And now for a recent acquisition I’m very pleased with, a pair of obscure instrumentals from The Nightmares, a group that I can’t find nada about. The Nightmare! is a cool spooky stroller, but Greyhound is the side I bought it for. Dually driven by a piano and guitar that are slightly out of tune, so it sounds like they’re competing against each other in a close race to the finish line. Released in 1960, it has the feel of a surf record, although it was just the early days of that movement. Fredlo was a recording studio as well as a record label, run by a married couple on the ground floor of their home. It started in Illinois, but was based in Davenport, Iowa (a long way from any surf beaches) when this recording was made.

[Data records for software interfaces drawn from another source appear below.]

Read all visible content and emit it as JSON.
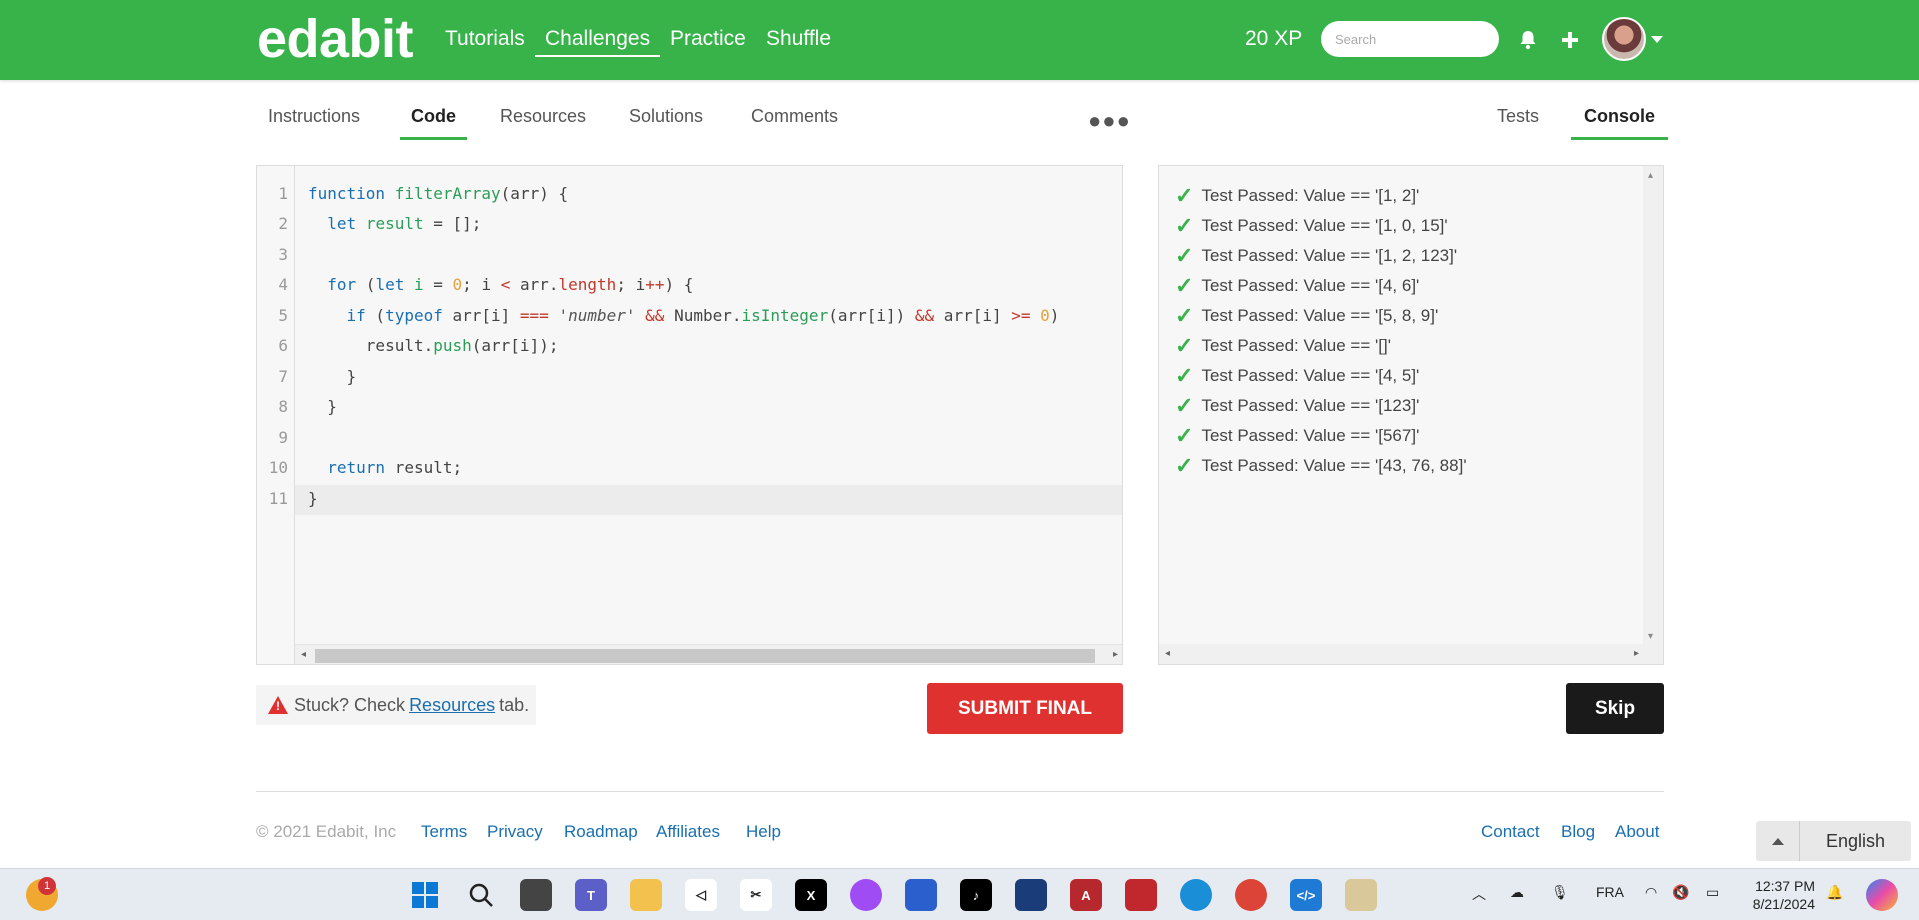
{
  "header": {
    "logo": "edabit",
    "nav": [
      "Tutorials",
      "Challenges",
      "Practice",
      "Shuffle"
    ],
    "active_nav": "Challenges",
    "xp": "20 XP",
    "search_placeholder": "Search"
  },
  "tabs": {
    "left": [
      "Instructions",
      "Code",
      "Resources",
      "Solutions",
      "Comments"
    ],
    "active_left": "Code",
    "right": [
      "Tests",
      "Console"
    ],
    "active_right": "Console"
  },
  "code": {
    "line_numbers": [
      "1",
      "2",
      "3",
      "4",
      "5",
      "6",
      "7",
      "8",
      "9",
      "10",
      "11"
    ],
    "lines": [
      "function filterArray(arr) {",
      "  let result = [];",
      "",
      "  for (let i = 0; i < arr.length; i++) {",
      "    if (typeof arr[i] === 'number' && Number.isInteger(arr[i]) && arr[i] >= 0)",
      "      result.push(arr[i]);",
      "    }",
      "  }",
      "",
      "  return result;",
      "}"
    ]
  },
  "console": {
    "results": [
      "Test Passed: Value == '[1, 2]'",
      "Test Passed: Value == '[1, 0, 15]'",
      "Test Passed: Value == '[1, 2, 123]'",
      "Test Passed: Value == '[4, 6]'",
      "Test Passed: Value == '[5, 8, 9]'",
      "Test Passed: Value == '[]'",
      "Test Passed: Value == '[4, 5]'",
      "Test Passed: Value == '[123]'",
      "Test Passed: Value == '[567]'",
      "Test Passed: Value == '[43, 76, 88]'"
    ]
  },
  "actions": {
    "stuck_prefix": "Stuck? Check",
    "stuck_link": "Resources",
    "stuck_suffix": "tab.",
    "submit": "SUBMIT FINAL",
    "skip": "Skip"
  },
  "footer": {
    "copyright": "© 2021 Edabit, Inc",
    "left_links": [
      "Terms",
      "Privacy",
      "Roadmap",
      "Affiliates",
      "Help"
    ],
    "right_links": [
      "Contact",
      "Blog",
      "About"
    ],
    "language": "English"
  },
  "taskbar": {
    "weather_badge": "1",
    "language": "FRA",
    "time": "12:37 PM",
    "date": "8/21/2024"
  },
  "colors": {
    "brand_green": "#37b34a",
    "submit_red": "#e03131",
    "skip_dark": "#1a1a1a",
    "link_blue": "#1a6fb0"
  }
}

mp3: Ray Maxwell – Misirlou
I mentioned Moonglow Records in my previous post. It was a subsidiary of the Belgian label Ronnex and run by Rene Jan van Hoogten, the brother of Ronnex founder, Alfred Jan van Hoogten. Alfred sent Rene to the USA to set up Moonglow. While there he became Ray Maxwell, apparently to make it easier for Americans to pronounce his name. Maxwell achieved heroic and legendary feats, such as discovering the Righteous Brothers and recording this mighty take on Misirlou. It doesn’t stray far from Dick Dale’s version, but even managing that is heroic enough.
Del-Fi was a Californian label first known for Richie Valens and then the type of guitar-based surf music that today’s selection is a prime example of. The Lively Ones were a group who emerged out of the remnants of The Surfmen, who I wrote about not too long ago. In 1963 they borrowed heavily from a song called Spudnik by The Ventures, undoubtedly the biggest instrumental surf band of all time. The Lively Ones credited the song to the Ventures’ Nokie Edwards, but released it as Surf Rider. It was a hit and so The Ventures soon rerecorded their own version, also calling it Surf Rider. The Lively Ones’ Surf Rider got a second lease of life in the mid-nineties through being used at the end of the film Pulp Fiction and included on its iconic soundtrack.
Another Halloween tune, a specter inspired instrumental from California’s The Surfmen. The Ghost Hop is the flip to their most popular song, the slow and dreamy Paradise Cove. But, this is the side that has stood the test of time. It was apparently considered but passed over for the Pulp Fiction soundtrack. Not long after The Ghost Hop was released in 1962, just as instrumental surf rock was gaining momentum, the group’s guitarist and the guy who wrote today’s selection, Ray Hunt, left The Surfmen. He was replaced, but the same fate soon followed for all other members apart from the drummer. Since they were pretty much a new group anyway, they decided to rename themselves The Lively Ones. In 1963 The Lively Ones released Surf Rider, which did make it onto the Pulp Fiction soundtrack thirty odd years later.
mp3: The Tarantulas – Black WidowHere are a couple of spooky surf singles, perfect moody music for your Halloween playlists. The Tarantulas’ eponymous Tarantula and its deadly Black Widow flip were recorded at Fernwood studio – the garage behind Slim Wallace’s home on Fernwood Drive – in Memphis in 1960 and released the following year on Atlantic Records.
An Aquarium Drunkard
Be Bop Wino
The B Side
Carlos Rene's Scene64
Derek's Daily 45
The Devil's Music
Flea Market Funk
Frankie Bundle's Mazzetta78
Home Of The Groove
Jester Wild Show
Kogar's Jungle Juice
La Dimension De Trastos
Liam Large's Rekkids
Mean Mojo Mathias
Night Beat Records
So Many Records, So Little Time
You Got Good Taste